■ **Aim of the task**: Without including any pictures, write out the data below exactly.

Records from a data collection
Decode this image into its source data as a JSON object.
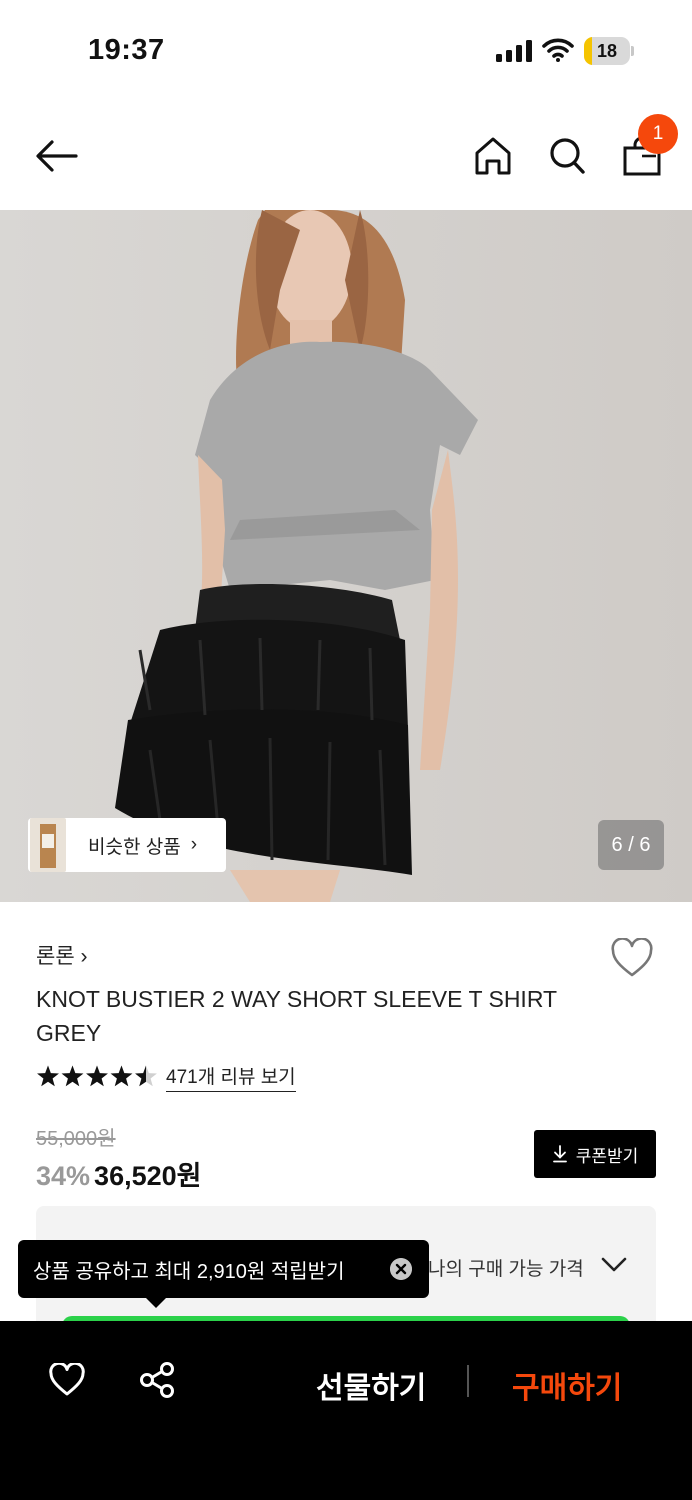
{
  "status_bar": {
    "time": "19:37",
    "battery_level": "18",
    "battery_fraction": 0.18,
    "battery_color": "#f5c400"
  },
  "header": {
    "back_icon": "arrow-left-icon",
    "home_icon": "home-icon",
    "search_icon": "search-icon",
    "bag_icon": "shopping-bag-icon",
    "cart_count": "1"
  },
  "gallery": {
    "similar_label": "비슷한 상품",
    "similar_chevron": "›",
    "page_counter": "6 / 6"
  },
  "product": {
    "brand": "론론 ›",
    "name": "KNOT BUSTIER 2 WAY SHORT SLEEVE T SHIRT GREY",
    "rating_value": 4.5,
    "review_link": "471개 리뷰 보기",
    "original_price": "55,000원",
    "discount_rate": "34%",
    "sale_price": "36,520원",
    "coupon_label": "쿠폰받기",
    "coupon_icon": "download-icon"
  },
  "my_price": {
    "label": "나의 구매 가능 가격",
    "chevron_icon": "chevron-down-icon"
  },
  "tooltip": {
    "text": "상품 공유하고 최대 2,910원 적립받기",
    "close_icon": "close-icon"
  },
  "bottom_bar": {
    "wish_icon": "heart-icon",
    "share_icon": "share-icon",
    "gift_label": "선물하기",
    "buy_label": "구매하기"
  },
  "colors": {
    "accent": "#f5480c",
    "green_bar": "#2bd14a",
    "bottom_bar_bg": "#000000"
  }
}
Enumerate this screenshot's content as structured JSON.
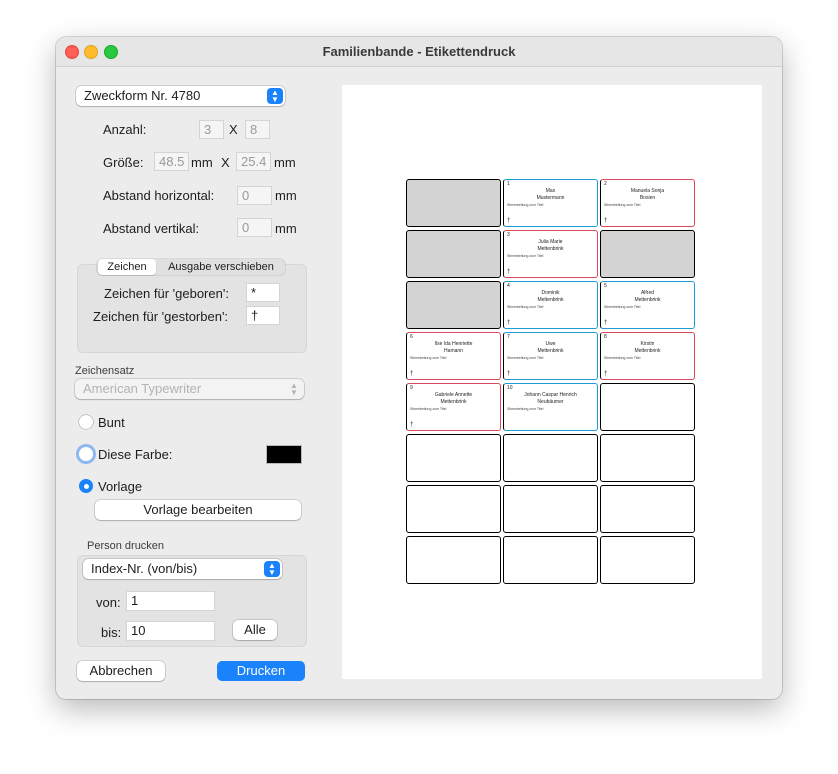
{
  "window": {
    "title": "Familienbande - Etikettendruck"
  },
  "format": {
    "selected": "Zweckform Nr. 4780"
  },
  "anzahl": {
    "label": "Anzahl:",
    "cols": "3",
    "x": "X",
    "rows": "8"
  },
  "groesse": {
    "label": "Größe:",
    "width": "48.5",
    "unit1": "mm",
    "x": "X",
    "height": "25.4",
    "unit2": "mm"
  },
  "abstand_h": {
    "label": "Abstand horizontal:",
    "value": "0",
    "unit": "mm"
  },
  "abstand_v": {
    "label": "Abstand vertikal:",
    "value": "0",
    "unit": "mm"
  },
  "tabs": {
    "zeichen": "Zeichen",
    "ausgabe": "Ausgabe verschieben"
  },
  "zeichen": {
    "geboren_label": "Zeichen für 'geboren':",
    "geboren_value": "*",
    "gestorben_label": "Zeichen für 'gestorben':",
    "gestorben_value": "†"
  },
  "zeichensatz": {
    "label": "Zeichensatz",
    "value": "American Typewriter"
  },
  "color": {
    "bunt": "Bunt",
    "diese_farbe": "Diese Farbe:",
    "vorlage": "Vorlage",
    "swatch": "#000000"
  },
  "vorlage_button": "Vorlage bearbeiten",
  "person": {
    "label": "Person drucken",
    "mode": "Index-Nr. (von/bis)",
    "von_label": "von:",
    "von_value": "1",
    "bis_label": "bis:",
    "bis_value": "10",
    "alle": "Alle"
  },
  "buttons": {
    "cancel": "Abbrechen",
    "print": "Drucken"
  },
  "labels": [
    {
      "type": "gray"
    },
    {
      "type": "male",
      "idx": "1",
      "line1": "Max",
      "line2": "Mustermann",
      "rel": "Stimmbeitung zum Titel",
      "mark": "†"
    },
    {
      "type": "female",
      "idx": "2",
      "line1": "Manuela Sonja",
      "line2": "Bosien",
      "rel": "Stimmbeitung zum Titel",
      "mark": "†"
    },
    {
      "type": "gray"
    },
    {
      "type": "female",
      "idx": "3",
      "line1": "Julia Marie",
      "line2": "Mettenbrink",
      "rel": "Stimmbeitung zum Titel",
      "mark": "†"
    },
    {
      "type": "gray"
    },
    {
      "type": "gray"
    },
    {
      "type": "male",
      "idx": "4",
      "line1": "Dominik",
      "line2": "Mettenbrink",
      "rel": "Stimmbeitung zum Titel",
      "mark": "†"
    },
    {
      "type": "male",
      "idx": "5",
      "line1": "Alfred",
      "line2": "Mettenbrink",
      "rel": "Stimmbeitung zum Titel",
      "mark": "†"
    },
    {
      "type": "female",
      "idx": "6",
      "line1": "Ilse Ida Henriette",
      "line2": "Hamann",
      "rel": "Stimmbeitung zum Titel",
      "mark": "†"
    },
    {
      "type": "male",
      "idx": "7",
      "line1": "Uwe",
      "line2": "Mettenbrink",
      "rel": "Stimmbeitung zum Titel",
      "mark": "†"
    },
    {
      "type": "female",
      "idx": "8",
      "line1": "Kirstin",
      "line2": "Mettenbrink",
      "rel": "Stimmbeitung zum Titel",
      "mark": "†"
    },
    {
      "type": "female",
      "idx": "9",
      "line1": "Gabriele Annette",
      "line2": "Mettenbrink",
      "rel": "Stimmbeitung zum Titel",
      "mark": "†"
    },
    {
      "type": "male",
      "idx": "10",
      "line1": "Johann Caspar Henrich",
      "line2": "Neubäumer",
      "rel": "Stimmbeitung zum Titel",
      "mark": ""
    },
    {
      "type": "empty"
    },
    {
      "type": "empty"
    },
    {
      "type": "empty"
    },
    {
      "type": "empty"
    },
    {
      "type": "empty"
    },
    {
      "type": "empty"
    },
    {
      "type": "empty"
    },
    {
      "type": "empty"
    },
    {
      "type": "empty"
    },
    {
      "type": "empty"
    }
  ]
}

■ **Exercise result**:
Decode this image into its source data as a JSON object.
{
  "status_bar": {
    "time": "19:37",
    "battery_level": "18",
    "battery_fraction": 0.18,
    "battery_color": "#f5c400"
  },
  "header": {
    "back_icon": "arrow-left-icon",
    "home_icon": "home-icon",
    "search_icon": "search-icon",
    "bag_icon": "shopping-bag-icon",
    "cart_count": "1"
  },
  "gallery": {
    "similar_label": "비슷한 상품",
    "similar_chevron": "›",
    "page_counter": "6 / 6"
  },
  "product": {
    "brand": "론론 ›",
    "name": "KNOT BUSTIER 2 WAY SHORT SLEEVE T SHIRT GREY",
    "rating_value": 4.5,
    "review_link": "471개 리뷰 보기",
    "original_price": "55,000원",
    "discount_rate": "34%",
    "sale_price": "36,520원",
    "coupon_label": "쿠폰받기",
    "coupon_icon": "download-icon"
  },
  "my_price": {
    "label": "나의 구매 가능 가격",
    "chevron_icon": "chevron-down-icon"
  },
  "tooltip": {
    "text": "상품 공유하고 최대 2,910원 적립받기",
    "close_icon": "close-icon"
  },
  "bottom_bar": {
    "wish_icon": "heart-icon",
    "share_icon": "share-icon",
    "gift_label": "선물하기",
    "buy_label": "구매하기"
  },
  "colors": {
    "accent": "#f5480c",
    "green_bar": "#2bd14a",
    "bottom_bar_bg": "#000000"
  }
}
Enumerate this screenshot's content as structured JSON.
{
  "window": {
    "title": "Familienbande - Etikettendruck"
  },
  "format": {
    "selected": "Zweckform Nr. 4780"
  },
  "anzahl": {
    "label": "Anzahl:",
    "cols": "3",
    "x": "X",
    "rows": "8"
  },
  "groesse": {
    "label": "Größe:",
    "width": "48.5",
    "unit1": "mm",
    "x": "X",
    "height": "25.4",
    "unit2": "mm"
  },
  "abstand_h": {
    "label": "Abstand horizontal:",
    "value": "0",
    "unit": "mm"
  },
  "abstand_v": {
    "label": "Abstand vertikal:",
    "value": "0",
    "unit": "mm"
  },
  "tabs": {
    "zeichen": "Zeichen",
    "ausgabe": "Ausgabe verschieben"
  },
  "zeichen": {
    "geboren_label": "Zeichen für 'geboren':",
    "geboren_value": "*",
    "gestorben_label": "Zeichen für 'gestorben':",
    "gestorben_value": "†"
  },
  "zeichensatz": {
    "label": "Zeichensatz",
    "value": "American Typewriter"
  },
  "color": {
    "bunt": "Bunt",
    "diese_farbe": "Diese Farbe:",
    "vorlage": "Vorlage",
    "swatch": "#000000"
  },
  "vorlage_button": "Vorlage bearbeiten",
  "person": {
    "label": "Person drucken",
    "mode": "Index-Nr. (von/bis)",
    "von_label": "von:",
    "von_value": "1",
    "bis_label": "bis:",
    "bis_value": "10",
    "alle": "Alle"
  },
  "buttons": {
    "cancel": "Abbrechen",
    "print": "Drucken"
  },
  "labels": [
    {
      "type": "gray"
    },
    {
      "type": "male",
      "idx": "1",
      "line1": "Max",
      "line2": "Mustermann",
      "rel": "Stimmbeitung zum Titel",
      "mark": "†"
    },
    {
      "type": "female",
      "idx": "2",
      "line1": "Manuela Sonja",
      "line2": "Bosien",
      "rel": "Stimmbeitung zum Titel",
      "mark": "†"
    },
    {
      "type": "gray"
    },
    {
      "type": "female",
      "idx": "3",
      "line1": "Julia Marie",
      "line2": "Mettenbrink",
      "rel": "Stimmbeitung zum Titel",
      "mark": "†"
    },
    {
      "type": "gray"
    },
    {
      "type": "gray"
    },
    {
      "type": "male",
      "idx": "4",
      "line1": "Dominik",
      "line2": "Mettenbrink",
      "rel": "Stimmbeitung zum Titel",
      "mark": "†"
    },
    {
      "type": "male",
      "idx": "5",
      "line1": "Alfred",
      "line2": "Mettenbrink",
      "rel": "Stimmbeitung zum Titel",
      "mark": "†"
    },
    {
      "type": "female",
      "idx": "6",
      "line1": "Ilse Ida Henriette",
      "line2": "Hamann",
      "rel": "Stimmbeitung zum Titel",
      "mark": "†"
    },
    {
      "type": "male",
      "idx": "7",
      "line1": "Uwe",
      "line2": "Mettenbrink",
      "rel": "Stimmbeitung zum Titel",
      "mark": "†"
    },
    {
      "type": "female",
      "idx": "8",
      "line1": "Kirstin",
      "line2": "Mettenbrink",
      "rel": "Stimmbeitung zum Titel",
      "mark": "†"
    },
    {
      "type": "female",
      "idx": "9",
      "line1": "Gabriele Annette",
      "line2": "Mettenbrink",
      "rel": "Stimmbeitung zum Titel",
      "mark": "†"
    },
    {
      "type": "male",
      "idx": "10",
      "line1": "Johann Caspar Henrich",
      "line2": "Neubäumer",
      "rel": "Stimmbeitung zum Titel",
      "mark": ""
    },
    {
      "type": "empty"
    },
    {
      "type": "empty"
    },
    {
      "type": "empty"
    },
    {
      "type": "empty"
    },
    {
      "type": "empty"
    },
    {
      "type": "empty"
    },
    {
      "type": "empty"
    },
    {
      "type": "empty"
    },
    {
      "type": "empty"
    },
    {
      "type": "empty"
    }
  ]
}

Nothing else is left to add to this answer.